Cy McDonald served through the War Between the States as a union soldier, and after the close of the war, he served as Deputy United States Marshall, storekeeper and gauger for Overton County. His home was near Nettle Carrier (now Alpine). It was claimed that he was decoyed to capture a distillery on Mill Creek and never returned home, and was never seen again. His gray horse was found the following day and it was currently reported and generally believed that he was killed and his body placed in a deep hole although it was never found. The hole where the bones were found, which is about one hundred yards from the place where the new clubhouse is being erected on the Resettlement project where a large dam is being built, is about one and one-half miles from the place where it was thought that McDonald's body was thought to have been placed. Porter McDonald of West Ford and Will McDonald of Alpine, sons of Cy McDonald, say that they are thoroughly convinced that these bones are those of their father.
Local doctors here declare the bones to be that of a small white man. Tests and examination of the bones will be made in an effort to determine positive identification.
Porter and Will McDonald plan to bury these remains near those of his wife and their mother in the McDonald cemetery near Alpine. Cy McDonald was a son of Will McDonald, one of the early settlers of Overton County. He settled near Monroe. The wife of Cy McDonald, Jane Roberts McDonald Brown, was an aunt of ex-governor Albert H. Roberts.
Since I was not familiar with the term "Resettlement Administration Project," I contacted Andy McBride, State Forest Supervisor of Standing Stone and Pickett State Forests. He explained to me that the Resettlement Administration Project was begun under President Roosevelt and included the relocation of struggling urban and rural families to communities planned by the federal government. State forest lands were acquired during the 1930's, as was the case with Standing Stone State Park, and through the Resettlement Administration Project, families were moved from severely depleted land and resettled elsewhere. Cy McDonald’s body was discovered during the time the construction of Standing Stone State Park was going on. Relatives of Josiah Erwin McDonald are Mrs. Leona (McDonald) Averitt, a great-granddaughter, and the late Treva (McDonald) Moore, also a great-granddaughter. Mrs. Leona Averitt and Mrs. Treva Moore are first cousins.
In another newspaper article in the Livingston Enterprise some two years before the Cy McDonald’s remains were found, a similar discovery was made, and it too occurred during the Resettlement Administration Project as well. The date was August 21, 1936, and the article said this:
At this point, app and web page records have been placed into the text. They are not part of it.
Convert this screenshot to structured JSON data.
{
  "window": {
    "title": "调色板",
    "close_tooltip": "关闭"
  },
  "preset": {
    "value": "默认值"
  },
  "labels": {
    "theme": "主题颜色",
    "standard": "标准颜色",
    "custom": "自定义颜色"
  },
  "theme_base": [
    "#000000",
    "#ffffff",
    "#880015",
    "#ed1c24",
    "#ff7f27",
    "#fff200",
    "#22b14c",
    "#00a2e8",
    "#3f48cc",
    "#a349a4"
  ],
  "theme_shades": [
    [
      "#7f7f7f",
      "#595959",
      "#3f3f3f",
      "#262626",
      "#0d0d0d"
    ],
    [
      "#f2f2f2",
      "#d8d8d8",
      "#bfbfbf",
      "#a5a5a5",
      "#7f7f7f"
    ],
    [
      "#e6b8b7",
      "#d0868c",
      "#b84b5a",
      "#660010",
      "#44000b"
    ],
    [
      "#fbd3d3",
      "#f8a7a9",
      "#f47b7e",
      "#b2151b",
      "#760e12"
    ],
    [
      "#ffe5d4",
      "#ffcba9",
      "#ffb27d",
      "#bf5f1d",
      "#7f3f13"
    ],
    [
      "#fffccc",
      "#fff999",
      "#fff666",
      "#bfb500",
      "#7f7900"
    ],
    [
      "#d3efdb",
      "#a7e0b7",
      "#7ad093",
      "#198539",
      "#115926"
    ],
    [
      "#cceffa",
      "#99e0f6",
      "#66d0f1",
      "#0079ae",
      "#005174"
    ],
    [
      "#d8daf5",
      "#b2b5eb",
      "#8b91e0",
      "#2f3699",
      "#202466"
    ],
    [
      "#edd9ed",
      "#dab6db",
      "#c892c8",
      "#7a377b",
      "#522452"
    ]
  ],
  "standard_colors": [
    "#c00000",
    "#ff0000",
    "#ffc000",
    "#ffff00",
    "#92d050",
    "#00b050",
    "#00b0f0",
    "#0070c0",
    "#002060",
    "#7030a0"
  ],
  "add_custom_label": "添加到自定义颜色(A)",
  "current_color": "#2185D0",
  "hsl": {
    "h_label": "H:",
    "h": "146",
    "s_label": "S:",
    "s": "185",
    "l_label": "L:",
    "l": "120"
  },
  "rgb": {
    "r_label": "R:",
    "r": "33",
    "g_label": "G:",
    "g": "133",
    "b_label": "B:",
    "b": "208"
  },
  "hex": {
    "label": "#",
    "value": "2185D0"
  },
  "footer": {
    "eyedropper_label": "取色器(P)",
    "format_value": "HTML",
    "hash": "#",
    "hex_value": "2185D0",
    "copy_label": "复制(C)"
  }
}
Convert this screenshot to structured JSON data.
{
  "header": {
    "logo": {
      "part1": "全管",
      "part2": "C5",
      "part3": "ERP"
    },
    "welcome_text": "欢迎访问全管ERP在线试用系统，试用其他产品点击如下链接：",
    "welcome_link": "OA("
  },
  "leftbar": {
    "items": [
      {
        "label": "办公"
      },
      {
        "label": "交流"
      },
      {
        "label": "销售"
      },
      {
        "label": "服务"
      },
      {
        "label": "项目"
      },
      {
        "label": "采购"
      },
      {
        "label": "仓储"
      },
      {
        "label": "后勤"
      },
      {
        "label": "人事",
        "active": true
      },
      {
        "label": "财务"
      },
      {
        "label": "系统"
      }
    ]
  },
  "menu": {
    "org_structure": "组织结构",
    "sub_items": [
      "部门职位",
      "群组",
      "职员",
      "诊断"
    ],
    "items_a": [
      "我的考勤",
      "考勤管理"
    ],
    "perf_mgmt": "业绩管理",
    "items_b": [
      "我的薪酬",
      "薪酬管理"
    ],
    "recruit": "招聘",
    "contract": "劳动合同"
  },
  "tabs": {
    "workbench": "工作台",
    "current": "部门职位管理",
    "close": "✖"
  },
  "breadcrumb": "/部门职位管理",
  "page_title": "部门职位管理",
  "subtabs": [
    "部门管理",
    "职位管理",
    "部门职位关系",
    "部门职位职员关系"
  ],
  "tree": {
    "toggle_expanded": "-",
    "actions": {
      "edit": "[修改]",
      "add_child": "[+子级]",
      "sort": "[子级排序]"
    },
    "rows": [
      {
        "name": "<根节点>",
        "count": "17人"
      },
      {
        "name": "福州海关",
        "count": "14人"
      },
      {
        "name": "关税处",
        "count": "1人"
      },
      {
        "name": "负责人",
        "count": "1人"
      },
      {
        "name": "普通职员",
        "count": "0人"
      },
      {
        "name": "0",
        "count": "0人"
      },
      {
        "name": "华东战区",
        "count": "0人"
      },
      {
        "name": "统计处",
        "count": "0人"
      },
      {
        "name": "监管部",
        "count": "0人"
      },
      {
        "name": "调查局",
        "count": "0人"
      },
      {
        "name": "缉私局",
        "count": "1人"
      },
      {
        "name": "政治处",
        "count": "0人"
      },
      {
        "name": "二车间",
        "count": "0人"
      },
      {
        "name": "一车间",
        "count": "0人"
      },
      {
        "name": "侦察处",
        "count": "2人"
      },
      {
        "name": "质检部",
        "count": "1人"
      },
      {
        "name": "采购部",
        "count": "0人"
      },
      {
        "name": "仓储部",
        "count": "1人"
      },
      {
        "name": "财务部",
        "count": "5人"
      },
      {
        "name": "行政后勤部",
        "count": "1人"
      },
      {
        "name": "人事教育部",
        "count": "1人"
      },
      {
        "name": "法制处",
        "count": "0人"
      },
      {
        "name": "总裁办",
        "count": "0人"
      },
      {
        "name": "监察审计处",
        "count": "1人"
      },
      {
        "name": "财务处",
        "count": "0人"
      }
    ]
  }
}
Crew Foreman Discovers Human Bones in Cave
On Tuesday, August 18, 1936, while directing a crew of hands working on the Resettlement Project for the purpose of utilizing a rock quarry at the mount of a small cave, Walter Bocher, foreman, entered a cave and unearthed a human skeleton some twenty-five feet from the entrance. The skull, shoulders and large bones for the arms and legs were discovered and were carried to the office of the foreman and may be seen there. The discovery was made on the Ambrose Peterman lands located two miles south of Timothy on Mill Creek near the construction of the 65 acre dam. So far as has been ascertained, there is no lone living who has any information, traditional or otherwise, relative to the mysterious disappearance of any person from that community, and the general conclusion is that the bones are those of an Indian. They were covered and had evidently been placed there purposely while this community was inhabited by the Indians 150 years ago or longer.